Roberts WM-201 Wi-Fi internet radio
Internet radio goes mainstream
Review For a manufacturer of radios like Roberts to produce a Wi-Fi-enabled device shows just how far internet radio has come. About 6000 stations are now available, and radios are becoming increasingly adept at presenting this vast selection in an easy-to-access way.
As soon as the product comes out of the box you get the feeling that it's well made and robust. It isn't going to win any beauty competitions - some might even go as far as to say it has something of the appearance of a breeze block - but it's been designed to blend in rather than stand out with its black-gloss cabinet and grille-dominated front.

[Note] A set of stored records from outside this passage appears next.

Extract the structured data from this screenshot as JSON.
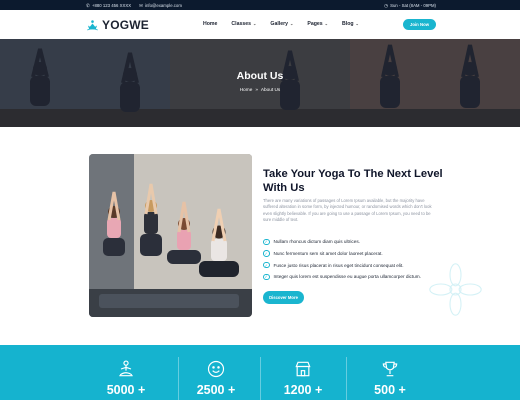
{
  "topbar": {
    "phone": "+880 123 456 XXXX",
    "email": "info@example.com",
    "hours": "Sun - Sat (8AM - 09PM)"
  },
  "nav": {
    "logo_text": "YOGWE",
    "items": [
      {
        "label": "Home"
      },
      {
        "label": "Classes"
      },
      {
        "label": "Gallery"
      },
      {
        "label": "Pages"
      },
      {
        "label": "Blog"
      }
    ],
    "join_label": "Join Now"
  },
  "hero": {
    "title": "About Us",
    "breadcrumb": [
      "Home",
      "About Us"
    ]
  },
  "about": {
    "heading": "Take Your Yoga To The Next Level With Us",
    "paragraph": "There are many variations of passages of Lorem Ipsum available, but the majority have suffered alteration in some form, by injected humour, or randomised words which don't look even slightly believable. If you are going to use a passage of Lorem Ipsum, you need to be sure middle of text.",
    "checklist": [
      "Nullam rhoncus dictum diam quis ultrices.",
      "Nunc fermentum sem sit amet dolor laoreet placerat.",
      "Fusce justo risus placerat in risus eget tincidunt consequat elit.",
      "Integer quis lorem est suspendisse eu augue porta ullamcorper dictum."
    ],
    "button_label": "Discover More"
  },
  "stats": [
    {
      "value": "5000 +",
      "icon": "meditation-icon"
    },
    {
      "value": "2500 +",
      "icon": "smiley-icon"
    },
    {
      "value": "1200 +",
      "icon": "store-icon"
    },
    {
      "value": "500 +",
      "icon": "trophy-icon"
    }
  ],
  "colors": {
    "accent": "#1ab5cf",
    "topbar": "#0c1a2e",
    "stats_bg": "#15b3cf"
  }
}
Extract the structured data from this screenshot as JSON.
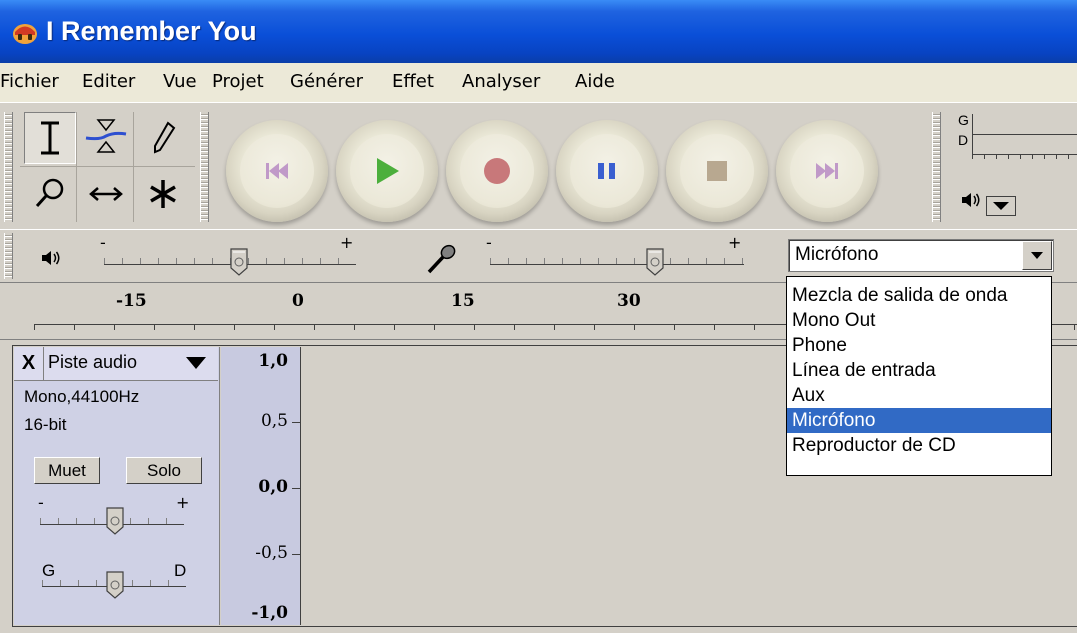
{
  "window": {
    "title": "I Remember You"
  },
  "menu": {
    "items": [
      "Fichier",
      "Editer",
      "Vue",
      "Projet",
      "Générer",
      "Effet",
      "Analyser",
      "Aide"
    ]
  },
  "tools": [
    {
      "name": "selection-tool-icon"
    },
    {
      "name": "envelope-tool-icon"
    },
    {
      "name": "draw-tool-icon"
    },
    {
      "name": "zoom-tool-icon"
    },
    {
      "name": "time-shift-tool-icon"
    },
    {
      "name": "multi-tool-icon"
    }
  ],
  "transport": [
    {
      "name": "skip-to-start-icon",
      "color": "#c099c8"
    },
    {
      "name": "play-icon",
      "color": "#4caf3c"
    },
    {
      "name": "record-icon",
      "color": "#c8787a"
    },
    {
      "name": "pause-icon",
      "color": "#3a5fd0"
    },
    {
      "name": "stop-icon",
      "color": "#b8a890"
    },
    {
      "name": "skip-to-end-icon",
      "color": "#c099c8"
    }
  ],
  "meter": {
    "left_label": "G",
    "right_label": "D"
  },
  "mixer": {
    "output_minus": "-",
    "output_plus": "+",
    "input_minus": "-",
    "input_plus": "+",
    "input_source": "Micrófono"
  },
  "ruler": {
    "labels": [
      "-15",
      "0",
      "15",
      "30"
    ]
  },
  "track": {
    "name": "Piste audio",
    "close": "X",
    "format": "Mono,44100Hz",
    "bitdepth": "16-bit",
    "mute_label": "Muet",
    "solo_label": "Solo",
    "gain_minus": "-",
    "gain_plus": "+",
    "pan_left": "G",
    "pan_right": "D",
    "scale": [
      "1,0",
      "0,5",
      "0,0",
      "-0,5",
      "-1,0"
    ]
  },
  "dropdown": {
    "options": [
      "Mezcla de salida de onda",
      "Mono Out",
      "Phone",
      "Línea de entrada",
      "Aux",
      "Micrófono",
      "Reproductor de CD"
    ],
    "selected": "Micrófono"
  }
}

Roberts' WM-201: block-like but still stylish
The WM-201's screen does look a little small at first, but in use actually provides all the information you need in a very readable way. The brightness of the screen can be adjusted to match the amount of ambient light.
The product has a good level of useful connections, including an Ethernet cable - not all homes have Wi-Fi. There's also a line-in for playback direct from personal digital players, as well as a line-out so the unit can act as part of a much beefier Hi-Fi set-up.

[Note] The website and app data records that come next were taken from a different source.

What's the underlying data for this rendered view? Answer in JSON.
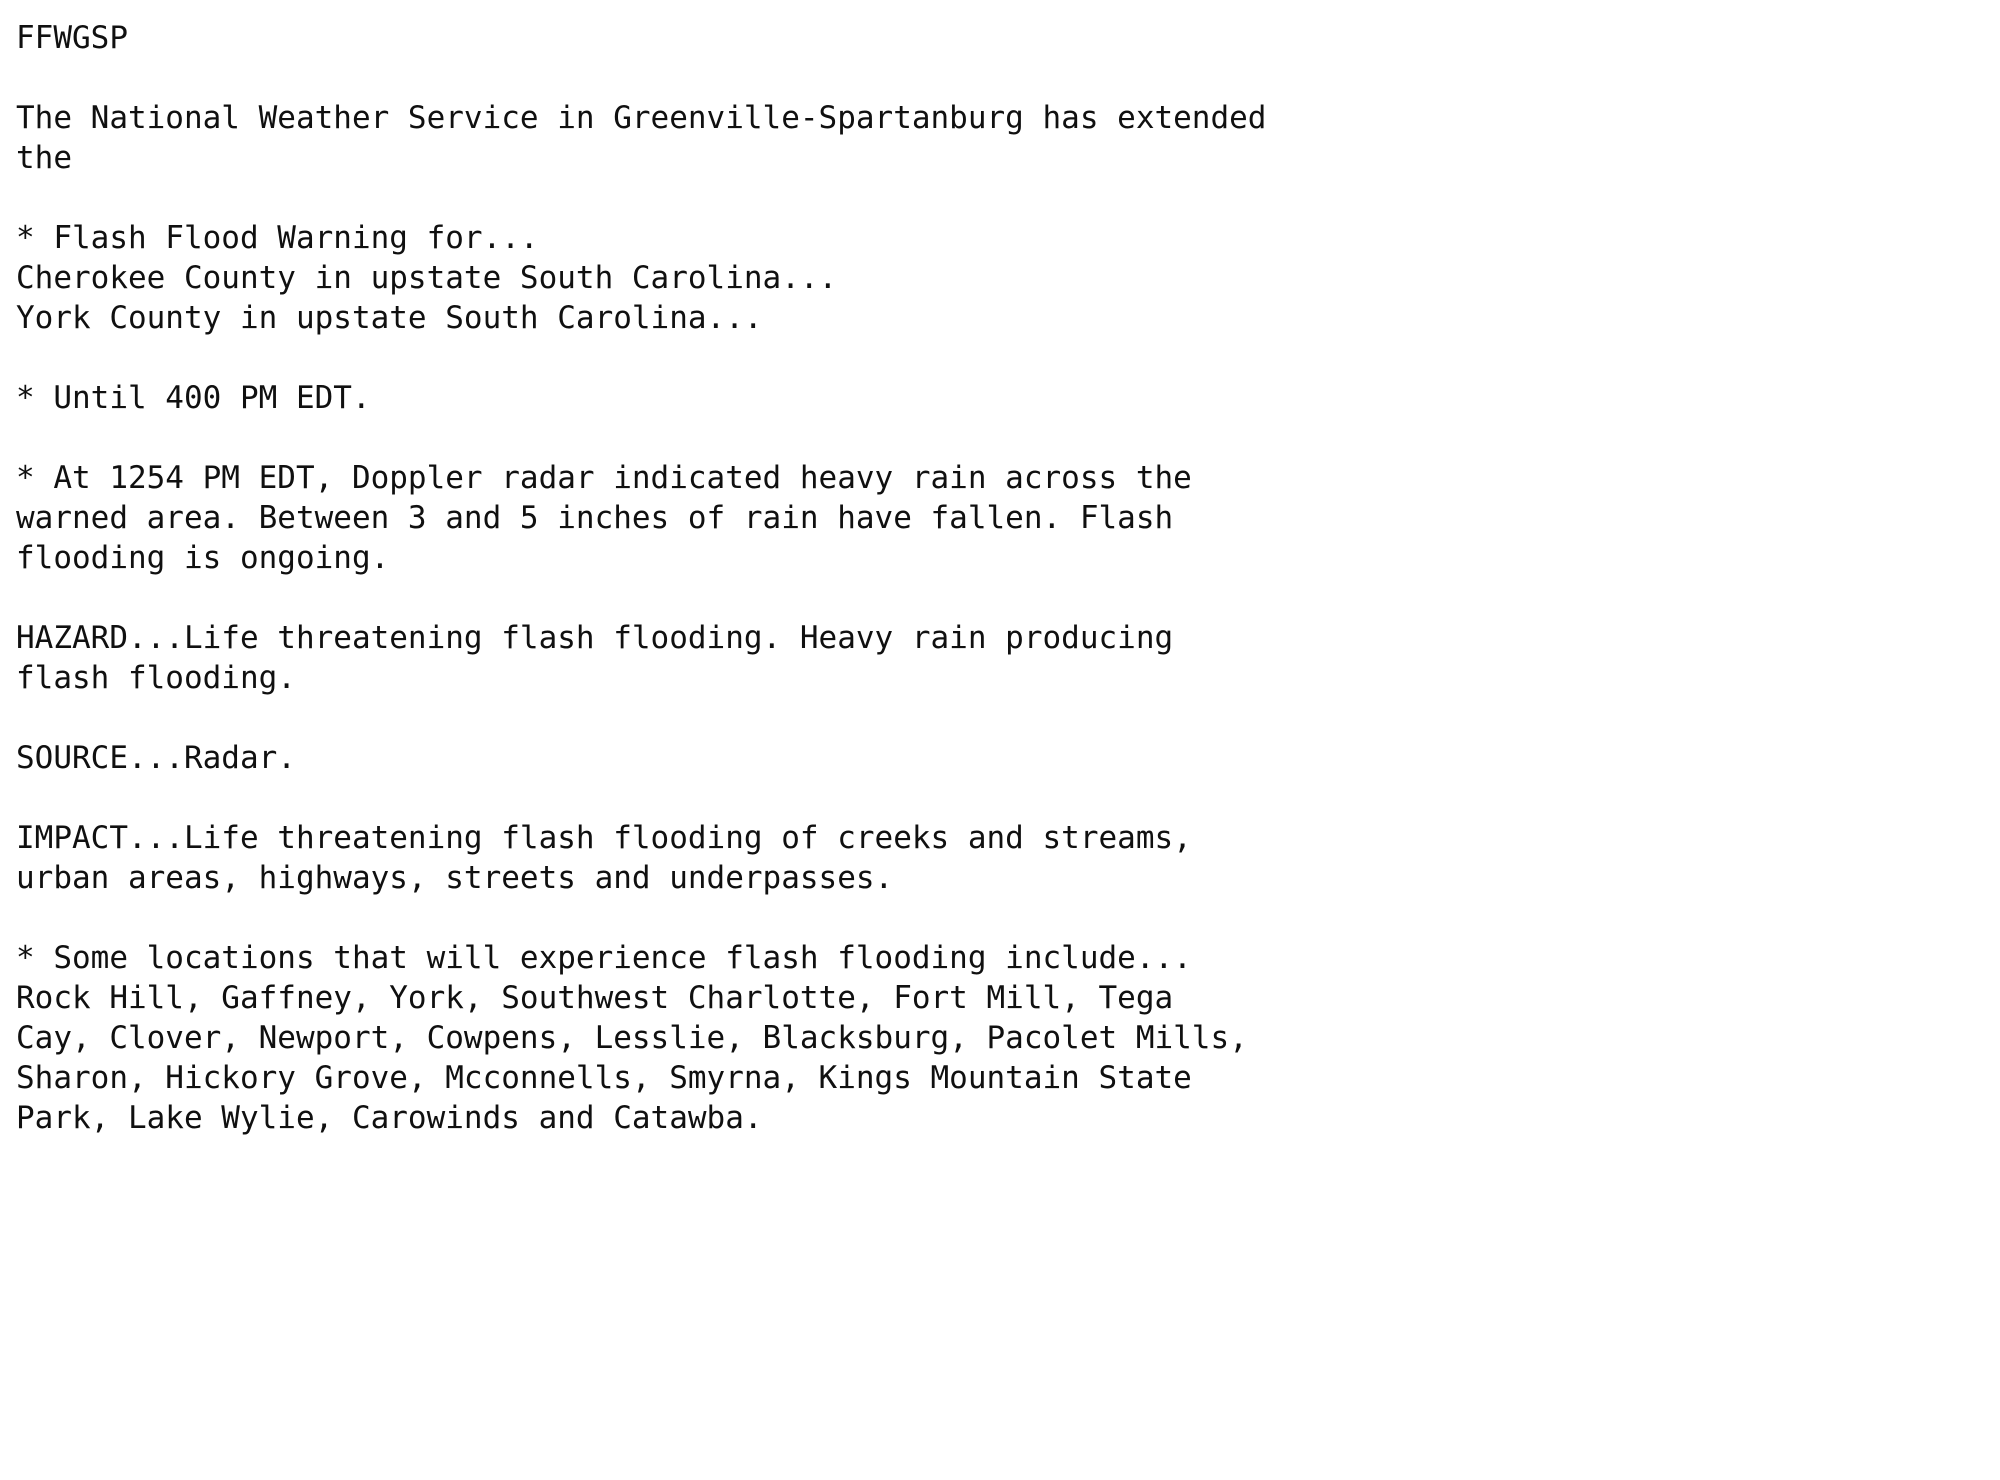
{
  "document": {
    "product_id": "FFWGSP",
    "issuing_office_line_1": "The National Weather Service in Greenville-Spartanburg has extended",
    "issuing_office_line_2": "the",
    "warning_header": "* Flash Flood Warning for...",
    "area_line_1": "Cherokee County in upstate South Carolina...",
    "area_line_2": "York County in upstate South Carolina...",
    "expiration": "* Until 400 PM EDT.",
    "discussion_line_1": "* At 1254 PM EDT, Doppler radar indicated heavy rain across the",
    "discussion_line_2": "warned area. Between 3 and 5 inches of rain have fallen. Flash",
    "discussion_line_3": "flooding is ongoing.",
    "hazard_line_1": "HAZARD...Life threatening flash flooding. Heavy rain producing",
    "hazard_line_2": "flash flooding.",
    "source_line_1": "SOURCE...Radar.",
    "impact_line_1": "IMPACT...Life threatening flash flooding of creeks and streams,",
    "impact_line_2": "urban areas, highways, streets and underpasses.",
    "locations_header": "* Some locations that will experience flash flooding include...",
    "locations_line_1": "Rock Hill, Gaffney, York, Southwest Charlotte, Fort Mill, Tega",
    "locations_line_2": "Cay, Clover, Newport, Cowpens, Lesslie, Blacksburg, Pacolet Mills,",
    "locations_line_3": "Sharon, Hickory Grove, Mcconnells, Smyrna, Kings Mountain State",
    "locations_line_4": "Park, Lake Wylie, Carowinds and Catawba."
  },
  "style": {
    "background_color": "#ffffff",
    "text_color": "#101010"
  }
}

Still, it's primarily designed to take advantage of the convenience of Wi-Fi, and it does this pretty well. Armed with your WEP or WPA code, the box can be configured quite simply - although we did take a bit of time working out the navigation system accessed via the unit’s central knob. However, once we had got the hang of this, the quoted range of 10-20 metres was accurate, and its signal strength was robust.

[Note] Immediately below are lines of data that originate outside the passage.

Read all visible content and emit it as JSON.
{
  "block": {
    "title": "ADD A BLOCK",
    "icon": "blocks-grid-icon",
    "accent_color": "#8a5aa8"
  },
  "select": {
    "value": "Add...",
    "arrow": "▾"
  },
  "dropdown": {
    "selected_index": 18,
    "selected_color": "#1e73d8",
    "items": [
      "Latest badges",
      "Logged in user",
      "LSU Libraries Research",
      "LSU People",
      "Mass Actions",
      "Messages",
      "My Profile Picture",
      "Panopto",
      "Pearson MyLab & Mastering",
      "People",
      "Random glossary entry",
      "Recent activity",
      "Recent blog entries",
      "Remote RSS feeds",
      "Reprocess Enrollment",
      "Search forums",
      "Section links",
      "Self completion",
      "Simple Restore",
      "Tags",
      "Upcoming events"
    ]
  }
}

I have my music files on a Buffalo Link Station NAS - does anyone know if the WM201 can access and play these when no computer is switched on?
I like the idea of these internet radio boxes, but they're just too expensive. I found a much cheaper solution, a short-range FM transmitter for about 50 quid. I've got mine connected to the PC, can listen to anything, on any FM radio in the house (and about 200 feet around the house!) If these internet radio boxes were cheaper, I'd probably get one tomorrow
Since Roberts are well known for their radios I'd hazard a guess they know more than just a little about the design. The single dial comes down to simplicity which is much better suited to mass market appeal.
The joys of shortwave ...
"I'm looking for a box that will make Internet radio as fun and interesting as Shortwave radio used to be."
At the risk of a) showing my age and b) sounding like an AOL reject, I'm gonna say 'ME TOO!' ;-)
answering a few queries above
Based on experience with my Reciva based Logik IR100:-
It will play back internet radio stations using OGG, must admit I haven't tried audio files.
Yes, if the Reciva web site goes titsup I think you're left with a media streamer.
Mine has worked using Tversity and Twonky UPnP SW, although the latest FW is causing issues. Stiil working with WMP11 :-/